And then we get a second layer of meta money, on our way to an infinite regress:
Whatever view one takes on its ethics, algo-sniffing is indisputably legal. More dubious in that respect is a set of strategies that seek deliberately to fool other algorithms. An example is ‘layering’ or ‘spoofing’. A spoofer might, for instance, buy a block of shares and then issue a large number of buy orders for the same shares at prices just fractions below the current market price. Other algorithms and human traders would then see far more orders to buy the shares in question than orders to sell them, and be likely to conclude that their price was going to rise. They might then buy the shares themselves, causing the price to rise. When it did so, the spoofer would cancel its buy orders and sell the shares it held at a profit. It’s very hard to determine just how much of this kind of thing goes on, but it certainly happens. In October 2008, for example, the London Stock Exchange imposed a £35,000 penalty on a firm (its name has not been disclosed) for spoofing.
And then, surprise, surprise, we get an incident in which the system almost collapses:
What needs weighing against this, however, are the implications of one strange and disturbing episode that lasted a mere 20 minutes on the afternoon of 6 May 2010, beginning around 2.40 p.m. The overall prices of US shares, and of the index futures contracts that are bets on those prices, fell by about 6 per cent in around five minutes, a fall of almost unprecedented rapidity (it’s typical for broad market indices to change by a maximum of between 1 and 2 per cent in an entire day). Overall prices then recovered almost as quickly, but gigantic price fluctuations took place in some individual shares.

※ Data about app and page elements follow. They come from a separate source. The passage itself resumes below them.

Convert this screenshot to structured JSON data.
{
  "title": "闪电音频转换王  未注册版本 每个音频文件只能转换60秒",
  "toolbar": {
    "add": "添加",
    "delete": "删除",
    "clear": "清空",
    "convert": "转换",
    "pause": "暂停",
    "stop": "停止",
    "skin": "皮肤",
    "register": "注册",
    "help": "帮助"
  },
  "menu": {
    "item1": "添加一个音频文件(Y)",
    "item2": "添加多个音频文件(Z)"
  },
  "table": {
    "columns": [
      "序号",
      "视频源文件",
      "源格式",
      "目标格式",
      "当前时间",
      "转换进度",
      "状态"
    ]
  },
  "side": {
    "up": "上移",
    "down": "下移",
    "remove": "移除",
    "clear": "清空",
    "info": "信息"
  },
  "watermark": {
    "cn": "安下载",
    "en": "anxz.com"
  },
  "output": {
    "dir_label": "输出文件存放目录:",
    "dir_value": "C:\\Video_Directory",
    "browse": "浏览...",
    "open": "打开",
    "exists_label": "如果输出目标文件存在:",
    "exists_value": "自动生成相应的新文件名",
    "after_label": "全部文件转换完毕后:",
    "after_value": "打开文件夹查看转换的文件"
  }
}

Shares in the global consultancy Accenture, for example, had been trading at around $40.50, but dropped to a single cent. Sotheby’s, which had been trading at around $34, suddenly jumped to $99,999.99. The market was already nervous that day because of the Eurozone debt crisis (in particular the dire situation of Greece), but no ‘new news’ arrived during the critical 20 minutes that could account for the huge sudden drop and recovery, and nothing had been learned about Accenture to explain its shares losing almost all their value.”
This is the folly of finance in the 21st century. The GFC was an obvious instance. It derives from the absurdity of thinking that market forces are an irresistible force of nature that is always, ipso facto, good, that everything can be sorted out if only we have a sound pricing mechanism and that regulation or, perish the thought, government, is alway sub optimal and counter productive. Neo-liberal nonsense, in other words. Which, just by coincidence, happens to benefit the neo-liberals and the business interests they represent. All propped up by the circular arguments and inanities of contemporary economics.
So here’s a thought. If we let these hi-tech barbarians loose by wringing our hands and saying that regulation is impossible, eventually we will have no system. That will even be a problem for the barbarians. because in the end everyone relies on being able to trust what money is. You can’t have serfs if you there is no money with which to pay them.
I suggest the whole article is worth a read. Bearing in mind that more than half the trading in the American stock market is already high speed trading. And a solution? Why don’t we start to ask some basic questions about what equity markets are for? It makes no sense to think that equity capital should change in micro-seconds. What does that have to do with how a company runs and the pricing of same?
Then we should consider governing in order to return them to that function.